(A) gpc‐1 animals are behaviorally defective in adaptation to prolonged repellent stimuli. Wild‐type and mutants in the G‐protein γ‐subunit gpc‐1 were tested with a copper test stimulus 1 min after a 1 min exposure to 10 mM Cu2+. gpc‐1 animals show significantly less (P<0.01, asterisk) reduction of the avoidance index compared to the wild‐type animals. n=24 animals for each condition. (B) gpc‐1 animals are defective for ASH adaptation to prolonged stimuli. Wild‐type and gpc‐1 animals were stimulated before and 1 min after a 1 min exposure to 10 mM Cu2+. gpc‐1 animals show significantly less reduction compared with the wild type (P<0.01, asterisk; n=10 gpc‐1, n=12 N2). Ratio of second response/first response for individual trials (diamonds) and mean±s.e.m. (horizontal bars) are shown. (C) gpc‐1 animals are behaviorally defective for adaptation to repeated stimuli. Wild‐type and gpc‐1 animals were given 10 successive 10 mM Cu2+ stimuli with an ISI of 10 s. By the second stimulus, gpc‐1 animals show a significant difference from wild type (P<0.01, Fisher's exact test). n=15 animals for gpc‐1; n=25 for wild type. (D) gpc‐1 animals are defective in ASH adaptation to repetitive repellent stimulation. Ca2+ responses in ASH were recorded for two successive stimuli of 3 s with an ISI of 10 s. The ratio of second response to first response for individual trials (diamonds) and mean±s.e.m. (horizontal bars) are shown for the following repellents: 1 M glycerol, 10 mM Cu2+, 10 mM quinine, 0.1% SDS (columns, left to right). gpc‐1 showed no significant decrease in response magnitude and was significantly different from wild type (*P<0.001).

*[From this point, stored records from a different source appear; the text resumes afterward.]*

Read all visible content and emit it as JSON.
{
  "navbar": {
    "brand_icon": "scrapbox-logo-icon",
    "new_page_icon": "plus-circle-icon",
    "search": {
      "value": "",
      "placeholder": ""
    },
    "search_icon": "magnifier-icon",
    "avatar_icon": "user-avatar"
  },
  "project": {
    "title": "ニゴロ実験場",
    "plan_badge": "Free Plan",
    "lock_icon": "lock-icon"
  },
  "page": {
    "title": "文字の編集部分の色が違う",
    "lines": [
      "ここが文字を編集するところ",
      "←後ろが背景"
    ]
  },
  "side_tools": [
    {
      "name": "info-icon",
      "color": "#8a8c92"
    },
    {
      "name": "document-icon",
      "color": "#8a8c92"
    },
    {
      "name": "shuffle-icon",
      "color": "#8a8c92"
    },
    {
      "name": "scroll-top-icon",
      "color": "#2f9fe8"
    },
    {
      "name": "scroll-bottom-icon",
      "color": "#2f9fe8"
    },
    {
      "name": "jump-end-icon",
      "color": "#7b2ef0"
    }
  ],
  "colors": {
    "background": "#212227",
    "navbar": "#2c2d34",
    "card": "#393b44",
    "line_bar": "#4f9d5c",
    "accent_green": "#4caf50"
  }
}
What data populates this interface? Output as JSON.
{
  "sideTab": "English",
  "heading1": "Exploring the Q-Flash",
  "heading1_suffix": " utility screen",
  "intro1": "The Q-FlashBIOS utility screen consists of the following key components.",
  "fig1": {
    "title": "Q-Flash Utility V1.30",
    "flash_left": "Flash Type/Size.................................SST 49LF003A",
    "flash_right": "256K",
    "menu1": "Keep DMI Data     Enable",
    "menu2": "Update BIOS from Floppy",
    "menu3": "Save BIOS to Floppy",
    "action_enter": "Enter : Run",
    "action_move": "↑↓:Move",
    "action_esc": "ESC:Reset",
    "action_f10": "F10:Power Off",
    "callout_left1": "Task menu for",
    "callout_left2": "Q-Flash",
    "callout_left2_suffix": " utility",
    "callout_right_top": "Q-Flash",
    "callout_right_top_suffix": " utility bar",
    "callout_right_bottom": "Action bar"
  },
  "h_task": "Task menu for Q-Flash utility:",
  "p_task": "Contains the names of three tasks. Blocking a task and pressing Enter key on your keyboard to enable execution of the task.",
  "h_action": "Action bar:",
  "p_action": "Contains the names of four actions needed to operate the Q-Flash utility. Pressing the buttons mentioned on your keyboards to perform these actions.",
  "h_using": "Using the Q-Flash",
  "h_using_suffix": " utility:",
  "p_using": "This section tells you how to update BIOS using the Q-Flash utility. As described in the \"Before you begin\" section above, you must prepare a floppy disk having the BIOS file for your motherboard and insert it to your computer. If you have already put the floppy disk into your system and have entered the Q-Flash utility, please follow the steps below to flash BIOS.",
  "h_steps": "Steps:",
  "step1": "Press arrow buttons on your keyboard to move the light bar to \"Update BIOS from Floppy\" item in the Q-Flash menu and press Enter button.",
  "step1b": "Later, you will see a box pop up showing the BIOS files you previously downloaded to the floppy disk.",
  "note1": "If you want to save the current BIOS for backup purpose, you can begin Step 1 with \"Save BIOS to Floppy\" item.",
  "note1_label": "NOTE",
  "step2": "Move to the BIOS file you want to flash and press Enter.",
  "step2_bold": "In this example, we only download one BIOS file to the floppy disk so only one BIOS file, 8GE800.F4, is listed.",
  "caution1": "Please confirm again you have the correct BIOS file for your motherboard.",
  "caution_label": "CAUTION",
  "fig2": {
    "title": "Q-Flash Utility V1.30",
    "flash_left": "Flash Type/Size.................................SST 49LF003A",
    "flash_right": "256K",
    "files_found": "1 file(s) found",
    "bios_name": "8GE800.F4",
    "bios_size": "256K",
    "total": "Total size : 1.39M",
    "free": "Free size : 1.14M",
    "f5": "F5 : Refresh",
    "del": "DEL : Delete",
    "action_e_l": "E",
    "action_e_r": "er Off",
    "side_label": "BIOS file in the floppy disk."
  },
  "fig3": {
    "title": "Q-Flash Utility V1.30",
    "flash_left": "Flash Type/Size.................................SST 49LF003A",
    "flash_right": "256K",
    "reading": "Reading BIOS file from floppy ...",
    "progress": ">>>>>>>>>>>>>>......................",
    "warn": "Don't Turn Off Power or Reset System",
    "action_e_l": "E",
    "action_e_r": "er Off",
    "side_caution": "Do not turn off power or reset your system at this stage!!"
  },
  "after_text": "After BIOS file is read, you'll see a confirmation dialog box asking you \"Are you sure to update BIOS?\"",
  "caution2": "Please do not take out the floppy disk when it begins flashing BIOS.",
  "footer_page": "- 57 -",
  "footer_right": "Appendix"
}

MilenaBellin, SimonaCasini, Richard PDavis, CristinaD'Aniello, JessicaHaas, DorienWard‐van Oostwaard, Leon G JTertoolen, Christian BJung, David AElliott, AndreaWelling, Karl‐LudwigLaugwitz, AlessandraMoretti, Christine LMummery